§ WHAT YOU WILL DO
Copy out each line below containing "JSON".

(Items from an interface collection)
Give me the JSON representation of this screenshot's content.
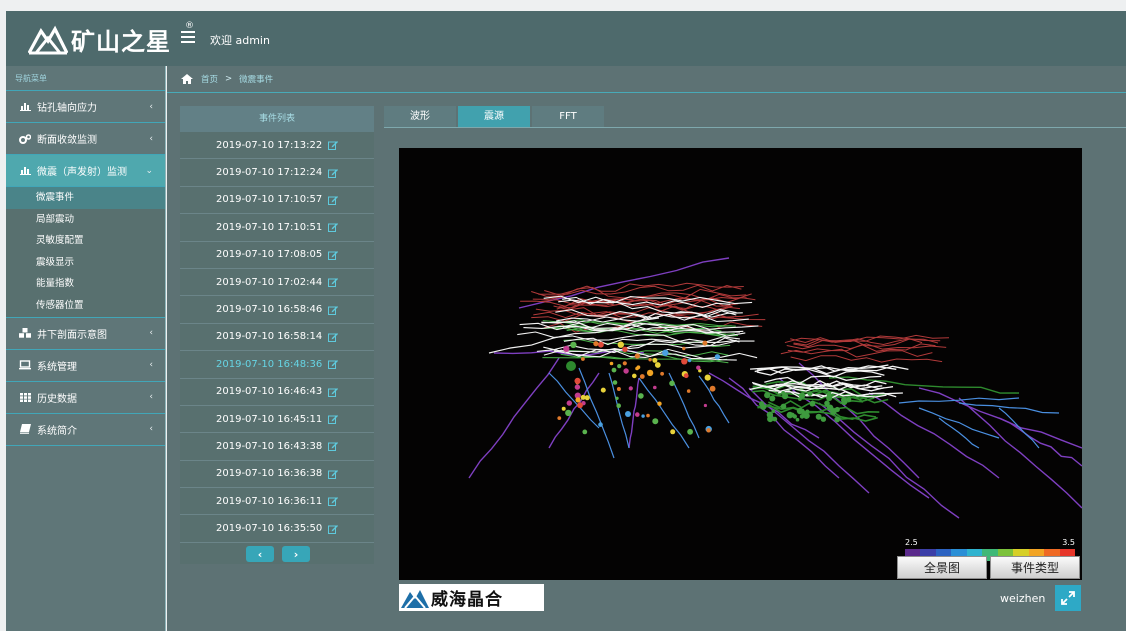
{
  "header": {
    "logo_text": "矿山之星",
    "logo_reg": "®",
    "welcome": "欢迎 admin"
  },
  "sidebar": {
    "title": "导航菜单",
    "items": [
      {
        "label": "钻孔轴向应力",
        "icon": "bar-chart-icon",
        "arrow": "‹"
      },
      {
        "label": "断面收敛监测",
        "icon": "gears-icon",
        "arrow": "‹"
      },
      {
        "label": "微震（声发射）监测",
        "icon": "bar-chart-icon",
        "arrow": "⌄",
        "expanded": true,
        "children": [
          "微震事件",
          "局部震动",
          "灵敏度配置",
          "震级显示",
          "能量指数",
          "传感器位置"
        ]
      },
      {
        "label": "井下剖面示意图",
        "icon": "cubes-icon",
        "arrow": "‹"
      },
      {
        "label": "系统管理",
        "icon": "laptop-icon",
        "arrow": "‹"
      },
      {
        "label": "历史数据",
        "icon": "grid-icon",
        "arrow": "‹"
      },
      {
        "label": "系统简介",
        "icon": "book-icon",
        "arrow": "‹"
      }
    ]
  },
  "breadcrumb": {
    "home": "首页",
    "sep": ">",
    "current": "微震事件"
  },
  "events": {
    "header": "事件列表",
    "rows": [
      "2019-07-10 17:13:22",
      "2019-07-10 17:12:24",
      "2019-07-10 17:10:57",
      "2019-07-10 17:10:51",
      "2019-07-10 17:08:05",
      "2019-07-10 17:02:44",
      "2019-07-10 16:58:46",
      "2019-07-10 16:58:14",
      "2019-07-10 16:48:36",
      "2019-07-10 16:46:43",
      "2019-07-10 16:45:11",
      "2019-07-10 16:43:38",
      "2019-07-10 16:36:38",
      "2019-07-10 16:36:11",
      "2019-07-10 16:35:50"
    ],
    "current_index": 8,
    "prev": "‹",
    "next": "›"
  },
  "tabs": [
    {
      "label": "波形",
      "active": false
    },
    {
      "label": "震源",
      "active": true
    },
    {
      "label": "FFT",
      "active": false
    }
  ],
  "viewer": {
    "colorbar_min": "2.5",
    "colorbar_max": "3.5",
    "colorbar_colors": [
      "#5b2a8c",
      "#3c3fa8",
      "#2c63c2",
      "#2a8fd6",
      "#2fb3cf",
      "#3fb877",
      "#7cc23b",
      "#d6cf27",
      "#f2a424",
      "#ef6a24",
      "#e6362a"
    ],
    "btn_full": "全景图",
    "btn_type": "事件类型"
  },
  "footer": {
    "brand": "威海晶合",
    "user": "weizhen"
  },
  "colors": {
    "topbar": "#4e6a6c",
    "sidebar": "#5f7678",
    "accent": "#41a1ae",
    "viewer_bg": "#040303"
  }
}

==

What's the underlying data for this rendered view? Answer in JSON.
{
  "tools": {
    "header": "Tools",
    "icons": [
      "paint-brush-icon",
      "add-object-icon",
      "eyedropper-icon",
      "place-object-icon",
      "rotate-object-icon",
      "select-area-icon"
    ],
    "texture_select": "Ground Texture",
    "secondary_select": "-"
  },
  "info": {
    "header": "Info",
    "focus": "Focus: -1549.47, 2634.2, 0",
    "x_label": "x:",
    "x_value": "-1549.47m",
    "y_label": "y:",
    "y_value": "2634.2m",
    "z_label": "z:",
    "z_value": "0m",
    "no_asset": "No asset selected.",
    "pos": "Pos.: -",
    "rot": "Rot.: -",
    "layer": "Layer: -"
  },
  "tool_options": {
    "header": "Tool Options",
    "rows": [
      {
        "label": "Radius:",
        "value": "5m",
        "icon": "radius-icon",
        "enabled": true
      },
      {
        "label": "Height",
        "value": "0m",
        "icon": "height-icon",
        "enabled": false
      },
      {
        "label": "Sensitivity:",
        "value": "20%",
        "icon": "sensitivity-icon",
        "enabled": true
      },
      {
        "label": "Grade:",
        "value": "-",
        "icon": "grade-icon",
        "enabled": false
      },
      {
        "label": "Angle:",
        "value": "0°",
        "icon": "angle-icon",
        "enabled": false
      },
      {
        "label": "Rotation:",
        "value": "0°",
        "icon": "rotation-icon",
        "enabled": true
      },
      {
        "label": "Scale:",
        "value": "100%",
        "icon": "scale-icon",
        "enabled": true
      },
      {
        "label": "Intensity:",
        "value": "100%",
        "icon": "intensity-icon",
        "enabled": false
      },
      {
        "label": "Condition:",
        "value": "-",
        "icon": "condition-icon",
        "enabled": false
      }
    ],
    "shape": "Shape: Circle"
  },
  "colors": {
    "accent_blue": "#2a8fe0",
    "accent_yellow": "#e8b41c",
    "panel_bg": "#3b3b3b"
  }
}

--

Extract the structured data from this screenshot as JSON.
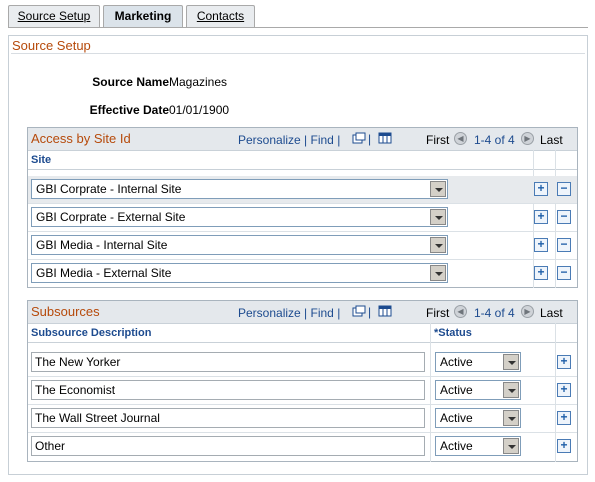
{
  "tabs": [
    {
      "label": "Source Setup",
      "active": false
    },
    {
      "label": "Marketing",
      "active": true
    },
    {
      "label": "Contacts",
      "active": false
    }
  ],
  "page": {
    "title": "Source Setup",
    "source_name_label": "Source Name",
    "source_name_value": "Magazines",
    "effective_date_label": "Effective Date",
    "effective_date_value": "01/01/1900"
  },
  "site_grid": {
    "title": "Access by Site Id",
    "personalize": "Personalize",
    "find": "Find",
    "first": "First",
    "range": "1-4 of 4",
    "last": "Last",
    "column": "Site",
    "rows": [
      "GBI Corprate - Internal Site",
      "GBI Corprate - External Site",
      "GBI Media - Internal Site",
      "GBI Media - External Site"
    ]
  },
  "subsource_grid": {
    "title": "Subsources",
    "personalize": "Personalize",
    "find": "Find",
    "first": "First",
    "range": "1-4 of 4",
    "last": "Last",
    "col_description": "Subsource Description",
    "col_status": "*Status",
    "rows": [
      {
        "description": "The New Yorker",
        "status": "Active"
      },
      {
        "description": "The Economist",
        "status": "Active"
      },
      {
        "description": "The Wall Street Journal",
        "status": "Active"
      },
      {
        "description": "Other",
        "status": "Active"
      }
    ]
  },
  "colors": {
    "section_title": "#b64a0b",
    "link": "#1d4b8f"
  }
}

§ EXERCISE ANSWER
Give me the JSON representation of this screenshot's content.
What's the underlying data for this rendered view? Answer in JSON.
Extract the structured data from this screenshot as JSON.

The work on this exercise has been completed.